This paper reviews and demonstrates the application of ROI and ROE decomposition.  The insights gained from analyzing financial components of a business serve to identify weaknesses, opportunities for improvement, and irregularities that may signal serious internal problems.

0 comments on “A Forensic Review of Enron’s Financial Statement Fraud”

A Forensic Review of Enron’s Financial Statement Fraud

This paper addresses the Enron financial statement fraud case and specifically with the advantage of hindsight, answers the question:  “As a fraud investigator, how would you go about finding the existence of these liabilities and partnerships?” (Albrecht et al., 2012, p. 481)  The paper concludes with analysis of the final Enron Annual Report of 2000 highlighting areas in the report most indicative of financial irregularities.

0 comments on “Interpreting Financial Statement “Forces””

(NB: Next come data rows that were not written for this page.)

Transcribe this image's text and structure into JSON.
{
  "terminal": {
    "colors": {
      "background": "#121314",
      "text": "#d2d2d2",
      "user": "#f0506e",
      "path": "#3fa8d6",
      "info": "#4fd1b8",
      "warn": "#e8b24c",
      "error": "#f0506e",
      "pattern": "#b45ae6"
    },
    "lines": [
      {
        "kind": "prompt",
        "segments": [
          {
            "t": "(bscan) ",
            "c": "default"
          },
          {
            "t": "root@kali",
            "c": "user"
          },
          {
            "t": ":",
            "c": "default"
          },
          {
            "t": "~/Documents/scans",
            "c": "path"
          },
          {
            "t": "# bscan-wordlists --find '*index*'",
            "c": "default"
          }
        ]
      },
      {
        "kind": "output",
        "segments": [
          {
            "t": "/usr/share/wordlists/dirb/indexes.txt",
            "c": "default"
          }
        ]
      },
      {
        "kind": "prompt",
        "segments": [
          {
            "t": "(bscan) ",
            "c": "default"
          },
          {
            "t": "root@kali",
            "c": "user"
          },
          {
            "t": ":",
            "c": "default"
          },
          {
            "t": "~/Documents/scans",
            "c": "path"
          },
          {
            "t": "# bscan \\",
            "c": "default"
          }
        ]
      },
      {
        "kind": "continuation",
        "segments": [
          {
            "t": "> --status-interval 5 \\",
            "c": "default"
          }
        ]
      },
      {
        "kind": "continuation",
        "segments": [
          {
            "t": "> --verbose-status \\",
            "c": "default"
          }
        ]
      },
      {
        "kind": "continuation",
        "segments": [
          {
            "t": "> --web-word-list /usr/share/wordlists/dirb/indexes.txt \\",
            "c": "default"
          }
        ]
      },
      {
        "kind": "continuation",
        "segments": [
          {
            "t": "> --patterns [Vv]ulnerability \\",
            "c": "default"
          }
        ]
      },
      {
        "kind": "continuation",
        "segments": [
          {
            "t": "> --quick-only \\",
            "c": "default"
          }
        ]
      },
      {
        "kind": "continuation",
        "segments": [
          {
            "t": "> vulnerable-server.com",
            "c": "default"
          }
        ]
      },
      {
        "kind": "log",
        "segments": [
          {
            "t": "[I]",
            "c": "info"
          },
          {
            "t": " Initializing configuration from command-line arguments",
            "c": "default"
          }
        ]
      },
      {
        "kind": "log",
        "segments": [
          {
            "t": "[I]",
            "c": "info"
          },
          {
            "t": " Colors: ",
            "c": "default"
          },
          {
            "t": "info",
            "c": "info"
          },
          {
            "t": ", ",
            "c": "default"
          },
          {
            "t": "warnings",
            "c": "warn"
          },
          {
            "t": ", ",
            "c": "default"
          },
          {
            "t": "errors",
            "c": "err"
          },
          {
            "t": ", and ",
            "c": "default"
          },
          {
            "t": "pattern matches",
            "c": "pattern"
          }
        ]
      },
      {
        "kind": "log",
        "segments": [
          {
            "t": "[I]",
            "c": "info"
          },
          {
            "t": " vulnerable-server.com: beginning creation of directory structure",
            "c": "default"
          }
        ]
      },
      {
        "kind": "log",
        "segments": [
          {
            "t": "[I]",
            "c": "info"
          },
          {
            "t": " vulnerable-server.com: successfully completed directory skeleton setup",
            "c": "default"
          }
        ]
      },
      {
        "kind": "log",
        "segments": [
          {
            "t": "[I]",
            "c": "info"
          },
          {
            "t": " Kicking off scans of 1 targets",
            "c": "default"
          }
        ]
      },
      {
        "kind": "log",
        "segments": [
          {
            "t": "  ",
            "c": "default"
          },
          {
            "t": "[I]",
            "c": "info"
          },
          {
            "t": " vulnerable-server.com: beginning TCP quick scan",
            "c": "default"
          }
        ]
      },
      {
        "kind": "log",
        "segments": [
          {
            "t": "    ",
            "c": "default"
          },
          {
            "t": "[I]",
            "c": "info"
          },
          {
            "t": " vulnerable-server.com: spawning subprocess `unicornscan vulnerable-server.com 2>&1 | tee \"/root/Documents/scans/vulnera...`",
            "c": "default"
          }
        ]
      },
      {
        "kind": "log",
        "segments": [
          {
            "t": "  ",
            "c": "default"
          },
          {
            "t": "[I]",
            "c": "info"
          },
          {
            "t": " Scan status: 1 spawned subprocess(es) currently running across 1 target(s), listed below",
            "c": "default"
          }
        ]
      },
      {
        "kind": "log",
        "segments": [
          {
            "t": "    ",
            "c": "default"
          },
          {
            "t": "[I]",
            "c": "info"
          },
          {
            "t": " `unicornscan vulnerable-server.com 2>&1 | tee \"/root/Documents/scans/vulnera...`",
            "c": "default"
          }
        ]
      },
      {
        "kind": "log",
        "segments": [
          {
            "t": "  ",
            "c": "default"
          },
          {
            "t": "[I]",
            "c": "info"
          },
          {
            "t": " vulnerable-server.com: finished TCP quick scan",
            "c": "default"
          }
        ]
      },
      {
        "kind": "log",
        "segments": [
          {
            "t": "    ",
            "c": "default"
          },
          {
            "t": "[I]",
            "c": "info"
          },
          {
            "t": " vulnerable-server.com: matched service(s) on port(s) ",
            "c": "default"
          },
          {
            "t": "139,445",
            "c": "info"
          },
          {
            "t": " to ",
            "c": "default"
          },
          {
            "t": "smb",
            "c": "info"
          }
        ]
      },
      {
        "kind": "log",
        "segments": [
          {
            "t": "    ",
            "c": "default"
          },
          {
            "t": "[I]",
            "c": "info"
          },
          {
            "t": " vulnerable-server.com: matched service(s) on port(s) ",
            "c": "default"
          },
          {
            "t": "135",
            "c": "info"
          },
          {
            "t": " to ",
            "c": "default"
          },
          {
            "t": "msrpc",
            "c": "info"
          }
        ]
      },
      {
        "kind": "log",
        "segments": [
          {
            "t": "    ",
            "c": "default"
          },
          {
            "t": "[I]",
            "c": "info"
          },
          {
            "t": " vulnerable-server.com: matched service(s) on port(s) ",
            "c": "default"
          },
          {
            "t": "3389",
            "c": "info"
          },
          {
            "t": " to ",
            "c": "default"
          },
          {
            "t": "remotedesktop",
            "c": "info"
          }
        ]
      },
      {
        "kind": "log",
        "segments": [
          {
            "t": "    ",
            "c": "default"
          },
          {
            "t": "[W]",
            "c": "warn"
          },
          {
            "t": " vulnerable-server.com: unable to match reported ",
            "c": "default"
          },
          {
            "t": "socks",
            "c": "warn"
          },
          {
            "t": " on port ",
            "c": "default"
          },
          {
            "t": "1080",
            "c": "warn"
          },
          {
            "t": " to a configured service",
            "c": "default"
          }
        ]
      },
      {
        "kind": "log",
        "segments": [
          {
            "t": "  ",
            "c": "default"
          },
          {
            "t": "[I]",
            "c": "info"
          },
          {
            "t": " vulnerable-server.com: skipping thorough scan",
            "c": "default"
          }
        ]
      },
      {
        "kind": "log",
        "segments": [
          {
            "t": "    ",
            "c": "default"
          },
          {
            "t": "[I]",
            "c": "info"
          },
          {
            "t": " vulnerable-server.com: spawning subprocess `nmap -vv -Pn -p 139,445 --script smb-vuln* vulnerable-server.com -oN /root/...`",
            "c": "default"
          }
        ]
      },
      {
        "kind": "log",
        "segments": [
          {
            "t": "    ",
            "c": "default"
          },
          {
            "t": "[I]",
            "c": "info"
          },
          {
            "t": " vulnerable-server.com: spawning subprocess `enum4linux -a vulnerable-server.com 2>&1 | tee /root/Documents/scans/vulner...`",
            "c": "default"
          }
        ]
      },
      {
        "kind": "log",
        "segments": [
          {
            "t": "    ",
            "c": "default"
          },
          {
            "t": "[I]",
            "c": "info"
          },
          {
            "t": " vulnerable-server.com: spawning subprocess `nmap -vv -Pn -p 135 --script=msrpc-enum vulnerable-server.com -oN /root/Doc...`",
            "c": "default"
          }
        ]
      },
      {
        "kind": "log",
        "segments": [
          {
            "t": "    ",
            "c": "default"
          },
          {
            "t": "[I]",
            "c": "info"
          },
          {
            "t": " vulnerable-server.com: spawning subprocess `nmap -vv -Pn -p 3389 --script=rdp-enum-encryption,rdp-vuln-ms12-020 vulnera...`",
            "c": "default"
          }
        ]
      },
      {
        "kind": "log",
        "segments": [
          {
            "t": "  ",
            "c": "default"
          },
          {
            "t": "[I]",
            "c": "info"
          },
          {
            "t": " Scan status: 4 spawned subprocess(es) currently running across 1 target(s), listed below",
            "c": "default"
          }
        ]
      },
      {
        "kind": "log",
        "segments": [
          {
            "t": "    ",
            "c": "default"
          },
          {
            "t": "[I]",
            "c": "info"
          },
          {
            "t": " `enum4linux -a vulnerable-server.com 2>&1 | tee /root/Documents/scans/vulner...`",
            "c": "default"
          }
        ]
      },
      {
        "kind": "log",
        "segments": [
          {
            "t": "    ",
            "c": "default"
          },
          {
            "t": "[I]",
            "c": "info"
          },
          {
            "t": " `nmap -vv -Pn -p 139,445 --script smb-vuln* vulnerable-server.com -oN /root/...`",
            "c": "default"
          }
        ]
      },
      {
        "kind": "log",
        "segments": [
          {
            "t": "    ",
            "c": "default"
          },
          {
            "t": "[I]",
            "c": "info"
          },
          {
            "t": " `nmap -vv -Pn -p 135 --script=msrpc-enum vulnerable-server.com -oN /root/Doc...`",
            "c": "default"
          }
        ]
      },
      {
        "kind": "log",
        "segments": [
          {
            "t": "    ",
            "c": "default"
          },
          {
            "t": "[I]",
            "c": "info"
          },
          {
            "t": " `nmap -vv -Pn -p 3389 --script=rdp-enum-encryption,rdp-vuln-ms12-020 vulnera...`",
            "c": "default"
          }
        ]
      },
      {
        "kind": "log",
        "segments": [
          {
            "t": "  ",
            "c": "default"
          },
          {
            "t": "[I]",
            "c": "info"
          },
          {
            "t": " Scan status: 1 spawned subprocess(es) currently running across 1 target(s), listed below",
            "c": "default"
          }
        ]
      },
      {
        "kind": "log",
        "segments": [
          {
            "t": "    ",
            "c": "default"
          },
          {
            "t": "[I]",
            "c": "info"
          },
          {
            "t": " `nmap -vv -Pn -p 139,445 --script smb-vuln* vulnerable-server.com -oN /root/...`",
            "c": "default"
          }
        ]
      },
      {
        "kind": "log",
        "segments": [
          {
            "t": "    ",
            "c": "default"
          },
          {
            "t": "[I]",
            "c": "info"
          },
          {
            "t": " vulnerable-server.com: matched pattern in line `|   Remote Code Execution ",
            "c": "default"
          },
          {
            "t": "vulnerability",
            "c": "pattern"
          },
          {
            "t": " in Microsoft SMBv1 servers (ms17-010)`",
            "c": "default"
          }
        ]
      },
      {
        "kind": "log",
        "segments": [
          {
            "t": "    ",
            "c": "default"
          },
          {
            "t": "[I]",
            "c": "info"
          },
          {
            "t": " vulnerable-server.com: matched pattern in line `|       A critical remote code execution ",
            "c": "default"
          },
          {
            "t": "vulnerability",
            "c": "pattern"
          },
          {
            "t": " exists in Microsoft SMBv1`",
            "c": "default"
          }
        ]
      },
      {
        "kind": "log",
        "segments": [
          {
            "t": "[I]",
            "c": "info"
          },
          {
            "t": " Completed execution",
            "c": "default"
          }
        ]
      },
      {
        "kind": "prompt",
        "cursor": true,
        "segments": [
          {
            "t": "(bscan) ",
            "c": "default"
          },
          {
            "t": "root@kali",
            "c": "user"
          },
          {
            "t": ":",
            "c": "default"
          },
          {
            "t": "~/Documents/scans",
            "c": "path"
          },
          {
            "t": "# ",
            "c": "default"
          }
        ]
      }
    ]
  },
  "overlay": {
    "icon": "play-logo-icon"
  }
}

Interpreting Financial Statement “Forces”

This paper examines the dimensions and “forces” found in common-size financial statements in both the vertical and horizontal forms.  The analysis looks at the financial metrics, trends, and insights that can be gained from comparing statements in the vertical and horizontal directions.  The paper concludes with a discussion of Melse (2008) and addresses the research question and conclusions made in the article titled, “Accounting in three dimensions: A case for momentum revisited.”

0 comments on “Impact of Financial Leverage”

Impact of Financial Leverage

This paper defines, describes, and illustrates financial leverage related to ROE and ROI using numerical illustrations.  A similar comparison of the effects and relationship of financial leverage is made with EBIT and Net Income using numerical illustrations.  Lastly a review of the article Lord (1998) is made evaluating the key elements of how time-series estimates impact the degree of leverage measures.

0 comments on “What is Financial Fraud?”

What is Financial Fraud?

Financial fraud is a subset of fraud focused on schemes of monetary and asset categories.  “Fraud involves all deceptive ways in which one individual obtains an advantage over another by false representations.  Fraud always involves confidence and trickery.  Fraud is different than robbery where force is used” (Albrecht et al., 2012, p. 9).

0 comments on “Technical Momentum Indicators”

Technical Momentum Indicators

An analysis of approximately 30 technical indicators using a back testing market performance analysis shows in studies that five indicators in particular out-perform the rest of the pack.  Analyzing the crossover points of each of the top five indicators identifies fairly reliable signals for stock price uptrend and downtrend changes. 

0 comments on “Does Sarbanes-Oxley unfairly burden small business?”

Does Sarbanes-Oxley unfairly burden small business?

Instinctively, something that causes disproportionate difficulty or advantage relative to others, contributes to a sense of unfairness.  A survey exclusively of increased burdens on smaller organizations may reveal such areas for concern. 

0 comments on “Borrower Beware: Lessons in Lending from the Subprime Crisis”

Borrower Beware: Lessons in Lending from the Subprime Crisis

We have often heard it said, “Something too good to be true probably is.” And so it applies to the way loans were issued in the years leading up to the subprime lending crisis. Political forces identified a need for low-income home-ownership and impressed on capital institutions the importance of more engagement with a high-risk market. Some simply blame the loan crisis on banks and greed. “The greater the profitable opportunities, the greater the coercive force. Ethics be damned” (Watkins, 2011, pp. 365).

0 comments on “Why “Too Big To Fail” is even Bigger than Before”

Why “Too Big To Fail” is even Bigger than Before

In the aftermath of the US financial crisis of 2007-2009 an “estimated $8 trillion of wealth in the US stock market was lost on top of the $6 trillion loss in the market value of homes. The total wealth loss of $14 trillion by US households in 2009 was equal to the entire 2008 US GDP” (Liu, 2013, para. 1).

When the banks first revealed that they had taken on at least $2 trillion of toxic assets that were beyond their capacity to withstand financially, the government stepped in.